Scan the records below and report how many lines include the string "initial"; the number alone will do.

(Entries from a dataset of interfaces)
========

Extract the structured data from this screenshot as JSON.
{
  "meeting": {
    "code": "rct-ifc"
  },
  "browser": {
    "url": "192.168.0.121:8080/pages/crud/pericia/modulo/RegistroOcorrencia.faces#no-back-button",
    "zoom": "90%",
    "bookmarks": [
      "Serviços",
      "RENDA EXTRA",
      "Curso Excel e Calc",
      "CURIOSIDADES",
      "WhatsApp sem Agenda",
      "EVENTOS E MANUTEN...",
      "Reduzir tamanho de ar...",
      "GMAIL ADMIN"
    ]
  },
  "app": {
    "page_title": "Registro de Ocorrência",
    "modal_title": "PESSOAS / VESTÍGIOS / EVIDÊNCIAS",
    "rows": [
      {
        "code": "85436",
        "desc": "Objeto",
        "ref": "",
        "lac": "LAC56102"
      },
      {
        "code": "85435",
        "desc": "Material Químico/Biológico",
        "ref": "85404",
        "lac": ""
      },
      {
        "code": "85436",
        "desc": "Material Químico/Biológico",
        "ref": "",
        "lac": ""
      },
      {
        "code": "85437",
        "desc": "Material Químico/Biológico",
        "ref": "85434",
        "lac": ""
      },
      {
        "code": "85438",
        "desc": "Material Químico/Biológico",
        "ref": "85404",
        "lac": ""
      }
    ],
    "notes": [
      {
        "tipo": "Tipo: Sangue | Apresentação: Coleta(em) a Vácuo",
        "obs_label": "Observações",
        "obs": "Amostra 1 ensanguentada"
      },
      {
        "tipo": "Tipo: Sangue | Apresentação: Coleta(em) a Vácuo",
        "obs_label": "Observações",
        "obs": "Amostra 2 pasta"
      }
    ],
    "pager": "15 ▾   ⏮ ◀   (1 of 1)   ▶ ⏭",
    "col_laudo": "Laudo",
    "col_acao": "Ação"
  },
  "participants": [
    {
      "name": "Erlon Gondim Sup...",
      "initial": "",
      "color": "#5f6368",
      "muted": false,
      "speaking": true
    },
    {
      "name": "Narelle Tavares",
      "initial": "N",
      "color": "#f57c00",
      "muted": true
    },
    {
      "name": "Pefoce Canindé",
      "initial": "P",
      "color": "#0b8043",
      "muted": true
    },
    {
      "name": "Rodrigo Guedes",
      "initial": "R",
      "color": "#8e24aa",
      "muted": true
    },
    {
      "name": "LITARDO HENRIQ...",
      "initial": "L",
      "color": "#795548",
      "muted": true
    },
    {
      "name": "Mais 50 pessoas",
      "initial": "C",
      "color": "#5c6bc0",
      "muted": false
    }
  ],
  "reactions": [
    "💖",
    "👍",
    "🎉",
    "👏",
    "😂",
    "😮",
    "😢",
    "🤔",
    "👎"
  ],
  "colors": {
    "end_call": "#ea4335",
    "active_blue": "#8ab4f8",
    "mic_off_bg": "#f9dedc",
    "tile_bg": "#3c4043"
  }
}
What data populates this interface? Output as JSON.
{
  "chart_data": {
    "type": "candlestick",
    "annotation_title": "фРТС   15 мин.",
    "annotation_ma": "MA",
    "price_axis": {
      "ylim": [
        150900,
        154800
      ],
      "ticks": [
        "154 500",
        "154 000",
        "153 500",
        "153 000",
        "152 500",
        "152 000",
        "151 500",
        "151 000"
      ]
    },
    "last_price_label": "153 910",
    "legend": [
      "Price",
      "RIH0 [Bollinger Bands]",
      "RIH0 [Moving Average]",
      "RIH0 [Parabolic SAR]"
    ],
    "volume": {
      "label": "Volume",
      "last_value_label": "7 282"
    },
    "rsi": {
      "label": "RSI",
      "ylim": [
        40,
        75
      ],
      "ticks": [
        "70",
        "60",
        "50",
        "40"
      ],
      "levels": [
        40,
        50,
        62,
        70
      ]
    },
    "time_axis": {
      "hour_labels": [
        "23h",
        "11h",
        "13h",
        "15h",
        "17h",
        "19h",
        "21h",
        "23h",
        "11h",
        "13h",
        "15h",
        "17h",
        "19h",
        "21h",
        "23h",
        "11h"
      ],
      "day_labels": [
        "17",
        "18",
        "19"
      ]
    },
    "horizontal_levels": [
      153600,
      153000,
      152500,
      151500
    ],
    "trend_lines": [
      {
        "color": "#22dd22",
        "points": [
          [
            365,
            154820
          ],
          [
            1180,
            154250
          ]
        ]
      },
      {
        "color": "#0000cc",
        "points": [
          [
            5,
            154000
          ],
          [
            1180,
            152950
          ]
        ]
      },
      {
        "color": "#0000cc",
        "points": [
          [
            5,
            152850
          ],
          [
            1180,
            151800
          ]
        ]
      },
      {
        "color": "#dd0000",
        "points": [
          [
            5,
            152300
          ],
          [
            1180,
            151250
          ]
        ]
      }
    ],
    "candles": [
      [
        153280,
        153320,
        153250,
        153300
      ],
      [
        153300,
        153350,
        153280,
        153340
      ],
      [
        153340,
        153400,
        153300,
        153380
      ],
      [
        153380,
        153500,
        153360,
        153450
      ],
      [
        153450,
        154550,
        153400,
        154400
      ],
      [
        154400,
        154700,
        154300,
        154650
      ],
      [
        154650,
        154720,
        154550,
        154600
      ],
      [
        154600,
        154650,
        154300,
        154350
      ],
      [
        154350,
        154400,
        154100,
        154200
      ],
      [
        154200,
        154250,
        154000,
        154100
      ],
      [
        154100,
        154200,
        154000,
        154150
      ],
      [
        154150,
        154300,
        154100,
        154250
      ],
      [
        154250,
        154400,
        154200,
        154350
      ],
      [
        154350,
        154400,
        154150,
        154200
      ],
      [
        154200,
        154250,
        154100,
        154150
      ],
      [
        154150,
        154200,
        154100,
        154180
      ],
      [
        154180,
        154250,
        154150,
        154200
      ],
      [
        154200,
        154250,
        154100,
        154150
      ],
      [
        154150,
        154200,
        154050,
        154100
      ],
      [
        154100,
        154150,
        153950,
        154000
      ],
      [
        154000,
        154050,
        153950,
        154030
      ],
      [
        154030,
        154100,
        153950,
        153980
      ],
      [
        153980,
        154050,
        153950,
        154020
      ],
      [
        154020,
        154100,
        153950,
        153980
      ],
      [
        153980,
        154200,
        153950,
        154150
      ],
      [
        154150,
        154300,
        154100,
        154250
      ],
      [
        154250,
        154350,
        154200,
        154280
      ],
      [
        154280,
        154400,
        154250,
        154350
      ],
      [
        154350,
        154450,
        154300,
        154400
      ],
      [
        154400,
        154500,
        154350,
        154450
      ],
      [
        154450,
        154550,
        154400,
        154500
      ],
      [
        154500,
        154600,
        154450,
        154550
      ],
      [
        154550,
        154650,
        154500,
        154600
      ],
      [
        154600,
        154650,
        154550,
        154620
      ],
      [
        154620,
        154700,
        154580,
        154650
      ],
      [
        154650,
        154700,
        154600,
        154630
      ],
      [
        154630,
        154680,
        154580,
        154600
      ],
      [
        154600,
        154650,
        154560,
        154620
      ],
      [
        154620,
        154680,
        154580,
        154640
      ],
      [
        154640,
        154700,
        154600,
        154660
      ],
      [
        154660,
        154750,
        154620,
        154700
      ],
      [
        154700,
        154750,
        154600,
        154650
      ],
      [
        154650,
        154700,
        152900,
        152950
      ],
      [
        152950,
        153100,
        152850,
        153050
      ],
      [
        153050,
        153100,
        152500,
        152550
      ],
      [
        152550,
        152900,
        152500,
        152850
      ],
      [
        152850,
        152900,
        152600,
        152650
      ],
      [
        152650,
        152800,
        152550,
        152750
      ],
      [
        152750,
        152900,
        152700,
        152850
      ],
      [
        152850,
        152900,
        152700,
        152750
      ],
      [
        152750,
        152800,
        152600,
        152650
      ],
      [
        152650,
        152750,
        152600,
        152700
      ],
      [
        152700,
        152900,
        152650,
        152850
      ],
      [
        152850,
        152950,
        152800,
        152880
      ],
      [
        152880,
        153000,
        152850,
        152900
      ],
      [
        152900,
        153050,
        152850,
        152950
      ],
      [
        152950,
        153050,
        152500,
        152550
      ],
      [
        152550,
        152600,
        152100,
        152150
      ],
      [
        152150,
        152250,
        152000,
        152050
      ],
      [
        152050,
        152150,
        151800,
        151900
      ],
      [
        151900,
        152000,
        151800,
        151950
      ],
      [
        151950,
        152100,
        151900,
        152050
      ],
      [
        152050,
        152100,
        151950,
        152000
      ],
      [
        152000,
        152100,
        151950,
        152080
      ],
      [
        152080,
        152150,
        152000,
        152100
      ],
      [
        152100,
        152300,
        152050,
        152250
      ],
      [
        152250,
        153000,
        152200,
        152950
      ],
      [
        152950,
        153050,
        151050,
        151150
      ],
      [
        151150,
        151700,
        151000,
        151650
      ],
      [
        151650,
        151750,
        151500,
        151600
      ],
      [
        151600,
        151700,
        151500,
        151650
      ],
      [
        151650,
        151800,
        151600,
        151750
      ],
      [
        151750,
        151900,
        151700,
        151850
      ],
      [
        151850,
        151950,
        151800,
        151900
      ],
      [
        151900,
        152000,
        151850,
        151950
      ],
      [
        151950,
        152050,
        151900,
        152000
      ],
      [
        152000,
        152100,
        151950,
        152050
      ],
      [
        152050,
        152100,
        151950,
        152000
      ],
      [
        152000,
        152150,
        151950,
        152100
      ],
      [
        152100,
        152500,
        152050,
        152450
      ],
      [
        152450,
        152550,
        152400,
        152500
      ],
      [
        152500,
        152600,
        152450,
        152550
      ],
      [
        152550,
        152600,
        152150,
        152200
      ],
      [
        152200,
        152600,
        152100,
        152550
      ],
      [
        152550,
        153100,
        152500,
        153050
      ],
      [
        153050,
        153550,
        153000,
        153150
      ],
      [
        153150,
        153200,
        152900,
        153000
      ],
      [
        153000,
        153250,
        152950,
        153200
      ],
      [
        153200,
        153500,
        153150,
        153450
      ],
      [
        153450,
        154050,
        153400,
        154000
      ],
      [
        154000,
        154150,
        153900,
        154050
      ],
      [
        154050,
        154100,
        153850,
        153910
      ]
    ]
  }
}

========

■ **Finished exercise**
6